Study: Grandparent age may be associated with childhood autism
Swedish study suggests advanced grandparental age is associated with increased risk of autism in grandchildren
A study suggests that advanced grandparental age is associated with an increased risk of autism.
The authors of the study looked at the association between paternal age and autism by examining people born in Sweden since 1932.
Using nationwide multi-generation patient registries, they study focused on the association between grandfathers’ age and childhood autism.
MORE: Study: Flu during pregnancy may increase autism risk.
According to the results, men who had fathered a daughter when they were 50 years or older, were 1.79 times more likely to have a grandchild with autism, and men who fathered a son, when 50 years or older, were 1.67 times more likely to have a grandchild with autism.
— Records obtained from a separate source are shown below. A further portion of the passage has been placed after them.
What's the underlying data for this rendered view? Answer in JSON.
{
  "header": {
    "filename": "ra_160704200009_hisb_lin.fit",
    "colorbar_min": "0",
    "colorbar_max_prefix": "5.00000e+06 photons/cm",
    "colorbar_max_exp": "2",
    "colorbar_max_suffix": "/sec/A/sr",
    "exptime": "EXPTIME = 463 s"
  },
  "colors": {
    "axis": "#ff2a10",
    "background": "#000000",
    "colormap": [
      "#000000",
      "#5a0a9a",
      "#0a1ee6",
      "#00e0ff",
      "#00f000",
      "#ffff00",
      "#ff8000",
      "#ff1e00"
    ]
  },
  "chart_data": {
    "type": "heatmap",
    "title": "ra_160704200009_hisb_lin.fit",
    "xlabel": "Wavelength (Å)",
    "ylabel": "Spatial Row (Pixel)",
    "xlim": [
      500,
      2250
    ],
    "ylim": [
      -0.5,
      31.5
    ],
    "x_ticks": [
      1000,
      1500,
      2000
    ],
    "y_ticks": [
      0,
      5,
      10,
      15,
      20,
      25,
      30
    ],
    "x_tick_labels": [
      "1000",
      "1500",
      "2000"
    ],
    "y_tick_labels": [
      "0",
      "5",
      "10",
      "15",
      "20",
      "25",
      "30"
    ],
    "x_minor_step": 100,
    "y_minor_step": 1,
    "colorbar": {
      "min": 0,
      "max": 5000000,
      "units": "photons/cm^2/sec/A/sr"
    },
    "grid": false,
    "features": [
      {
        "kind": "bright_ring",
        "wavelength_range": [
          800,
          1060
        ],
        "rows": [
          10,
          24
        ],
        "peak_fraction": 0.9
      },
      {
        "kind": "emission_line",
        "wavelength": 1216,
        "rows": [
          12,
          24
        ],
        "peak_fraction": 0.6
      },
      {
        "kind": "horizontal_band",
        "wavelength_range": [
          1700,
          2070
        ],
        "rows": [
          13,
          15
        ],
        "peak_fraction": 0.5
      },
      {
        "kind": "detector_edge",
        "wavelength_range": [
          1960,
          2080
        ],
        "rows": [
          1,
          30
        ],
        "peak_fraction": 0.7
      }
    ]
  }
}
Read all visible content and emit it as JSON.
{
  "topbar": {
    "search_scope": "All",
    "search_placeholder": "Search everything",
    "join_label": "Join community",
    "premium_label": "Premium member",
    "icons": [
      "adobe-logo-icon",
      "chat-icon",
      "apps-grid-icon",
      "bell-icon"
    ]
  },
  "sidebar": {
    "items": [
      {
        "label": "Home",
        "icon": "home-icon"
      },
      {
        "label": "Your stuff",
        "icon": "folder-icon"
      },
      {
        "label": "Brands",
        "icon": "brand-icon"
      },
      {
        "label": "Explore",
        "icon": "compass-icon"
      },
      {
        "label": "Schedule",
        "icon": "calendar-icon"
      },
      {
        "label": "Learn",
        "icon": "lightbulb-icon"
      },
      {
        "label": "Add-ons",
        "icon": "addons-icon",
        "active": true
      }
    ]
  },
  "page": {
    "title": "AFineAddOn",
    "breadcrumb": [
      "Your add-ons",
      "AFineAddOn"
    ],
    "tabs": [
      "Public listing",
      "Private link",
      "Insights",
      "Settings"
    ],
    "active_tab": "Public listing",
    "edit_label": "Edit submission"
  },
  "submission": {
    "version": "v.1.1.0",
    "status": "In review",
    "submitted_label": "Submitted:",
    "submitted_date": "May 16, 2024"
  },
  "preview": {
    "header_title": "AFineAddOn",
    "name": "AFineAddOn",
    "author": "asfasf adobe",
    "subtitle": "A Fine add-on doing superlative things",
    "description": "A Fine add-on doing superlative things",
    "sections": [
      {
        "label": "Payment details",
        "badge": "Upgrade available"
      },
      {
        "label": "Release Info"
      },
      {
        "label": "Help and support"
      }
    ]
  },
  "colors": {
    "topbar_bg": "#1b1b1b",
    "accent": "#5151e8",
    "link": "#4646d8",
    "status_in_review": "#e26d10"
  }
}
The results are in contrast to men who fathered children when they were 20 to 24 years old.
The study went on to say that older men should not be discouraged to have children. The authors say results may be important to understanding the mechanism behind childhood autism and other psychiatric and neurodevelopmental disorders.
Watch: A mother's story: Living with autism
The study was conndicted by Emma M. Frans, M.Sc., of the Karolinska Institute, and her colleagues.